    I read this years ago, and it was the first time I learned (by reading Norris's experience) to understand my sense of life through a sense of place. Geography is often ignored in this age when so few of us make our livings from the land, but the landscapes around us, what we see each day, the weather that blows around us, does impact us.

    Having grown up in Kansas, I appreciated Norris's admiration for the plains -- a landscape many people write off as boring. There is nothing boring about a wide-

  • Lisa Lieberman

    I acquired this book (used) sometime in the late 1990s. I'd liked another book of Norris's, The Cloister Walk, and thought I might like this one, but Dakota didn't grab me and at some point during our globetrotting years, I packed it in a box and forgot about it.

    My father died in 2008. For several months I was able to put my grief on hold by focusing on the tasks of settling his affairs, selling his house, packing up (or giving away) his possessions. A lot of stuff ended up in our basement and a

    The effect of dryness on living tissue is in evidence all around us . . . In open country, far from any trees, the wind beats against you, a insistent as an ocean current. You tire from walking against it just as you would from swimming against an undertow.
    In the wake of my loss, I felt scoured out and utterly alone. I was terrified of the emptiness I now faced, a future without my father's wise and loving presence. He was always there, although toward the end he became less and less the father I knew. I'd watched him deteriorate into illness, anger, paranoia. I became his caretaker and he resented me. When I ran out of tasks, I could no longer put off reckoning with my grief.

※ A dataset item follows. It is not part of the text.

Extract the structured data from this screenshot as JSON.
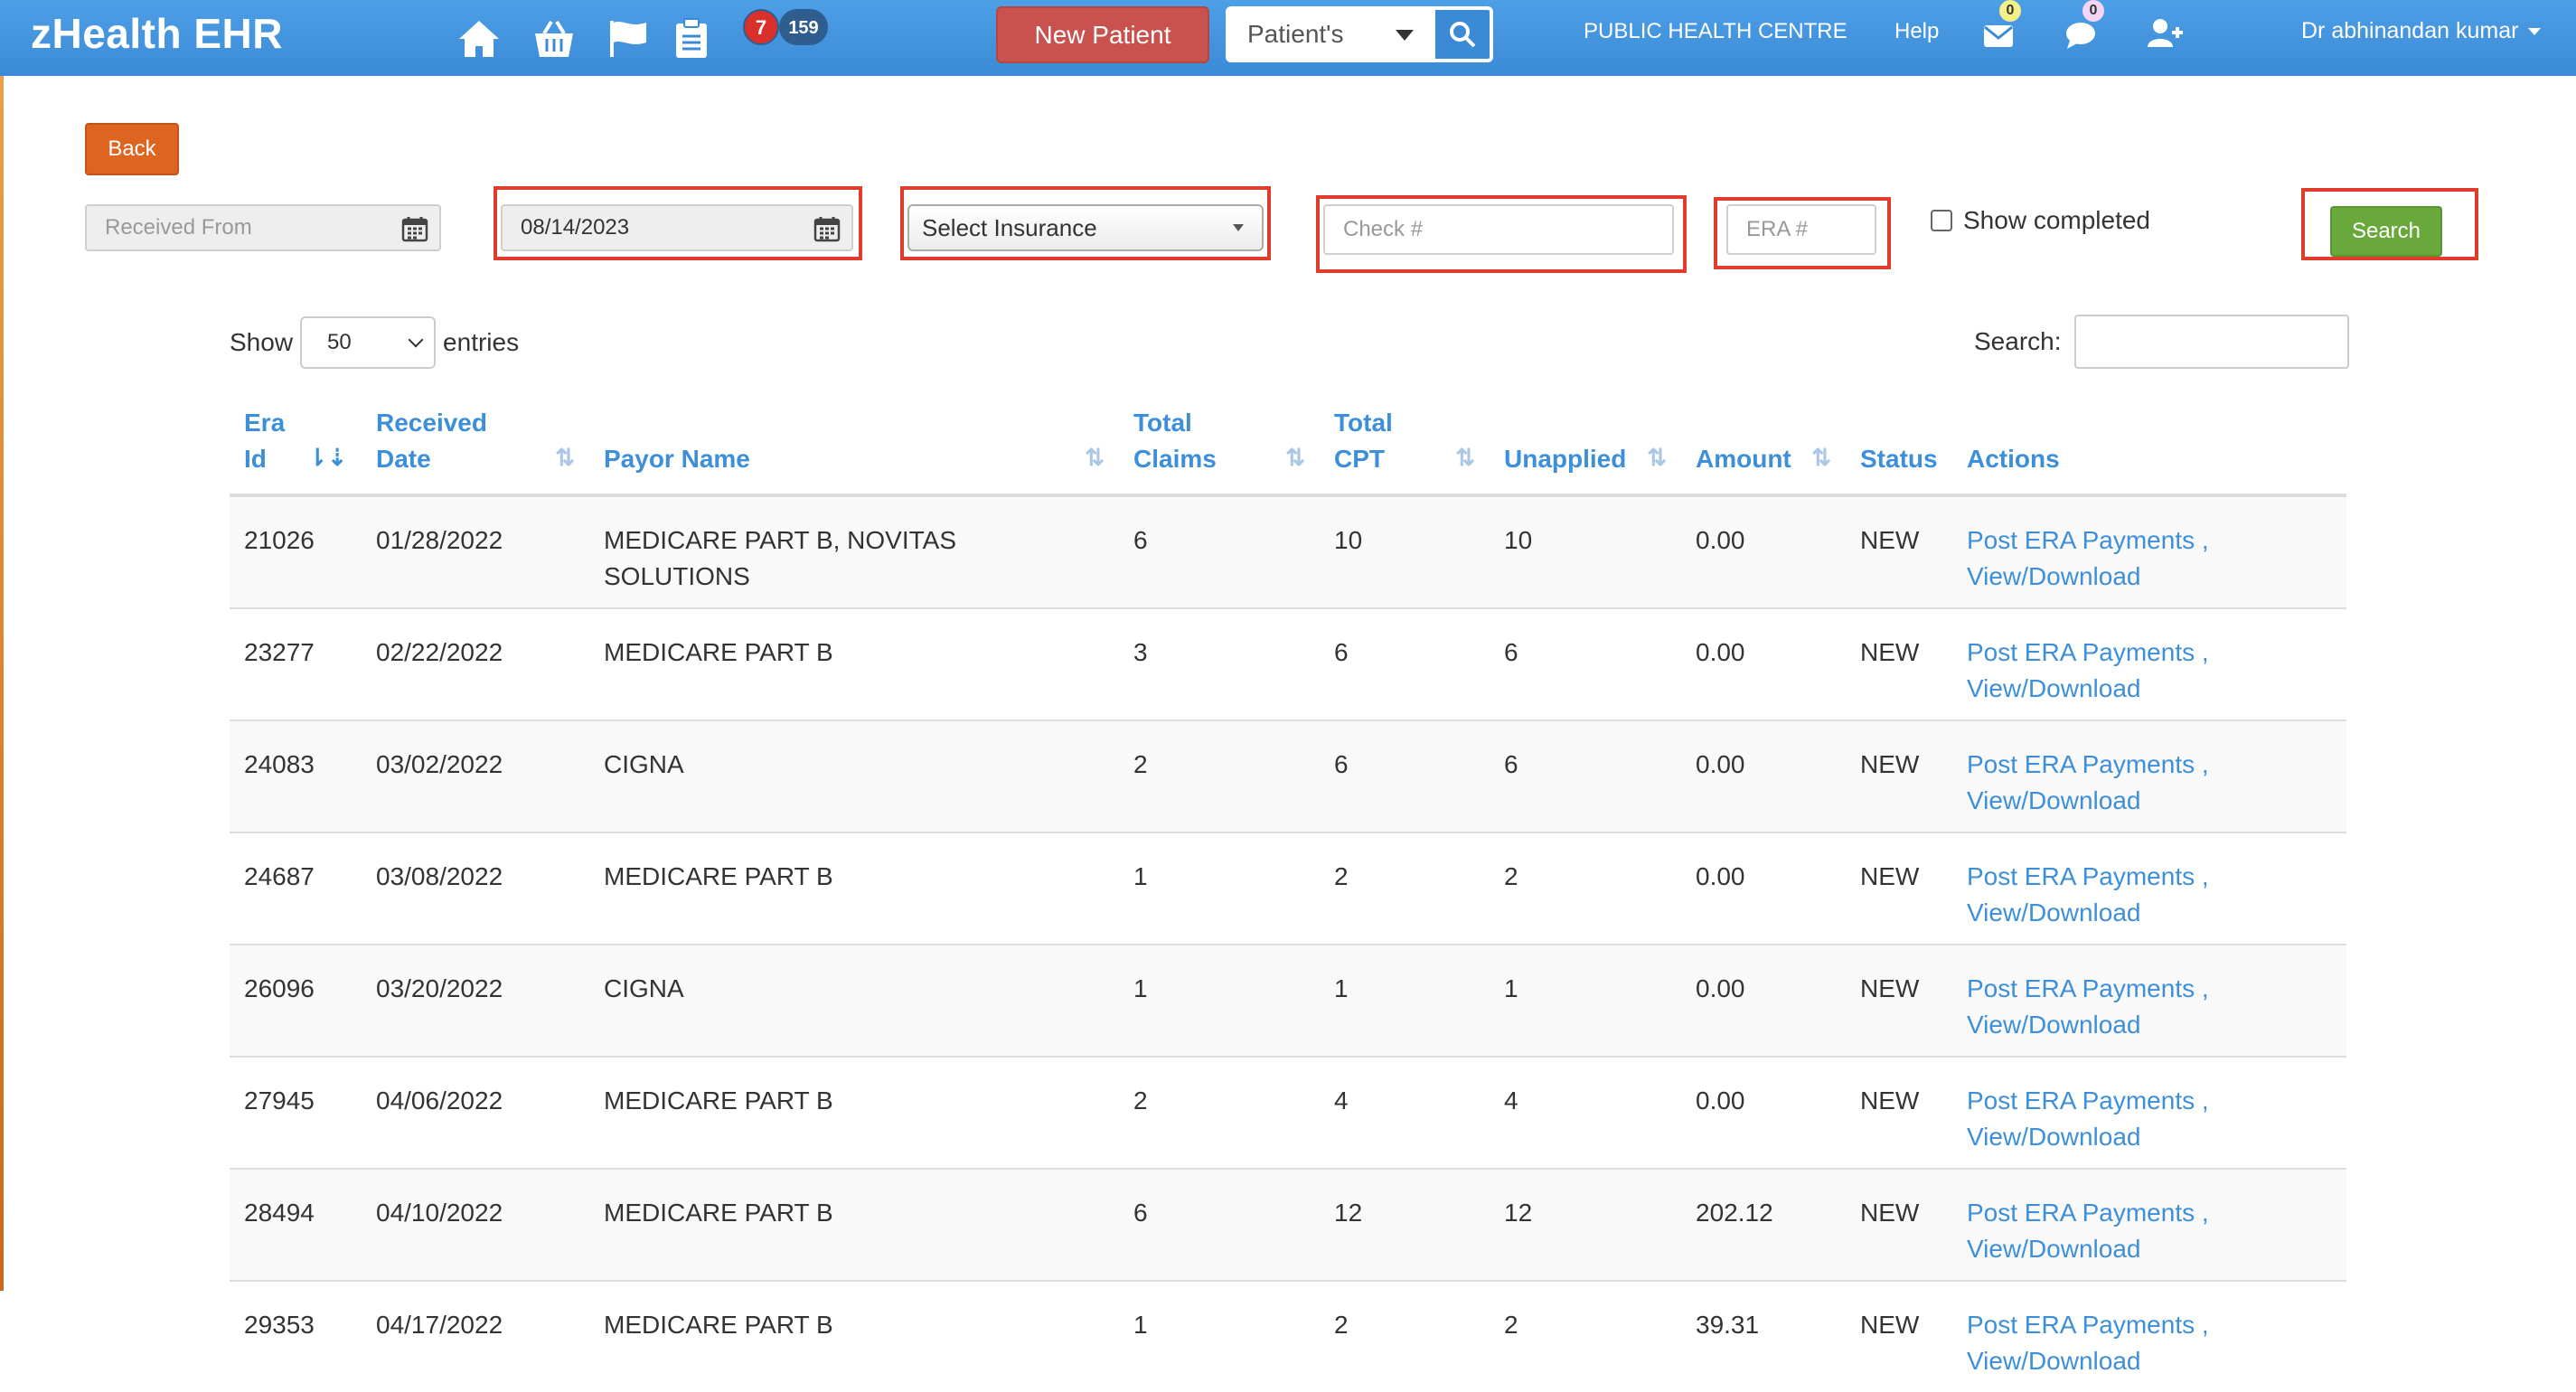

    Norris quotes St. Hilary, a fourth-century bishop: “Everything that seems empty is full of the angels of God.” She describes western Dakota as “a terrifying but beautiful landscape in which we are at the mercy of the unexpected.” Somehow this spoke to me, the idea that, when you are bereft of every comfort, you may recollect yourself -- she uses this monastic term, and it touched me profoundly. I found myself remembering my father's gentleness, his kindness and I saw how I could keep his presence with me by bringing this aspect of him into my interactions with others.

    A friend of mine recently suffered a terrible loss. I sent him a copy of this book, and decided to reread it myself. I am not in the same place as I was ten years ago, and yet I still find comfort in Norris's words. Here is a quotation from Thomas Merton that speaks to me in these troubled times:
    It is in deep solitude and silence that I find the gentleness with which I can truly love my brother and my sister.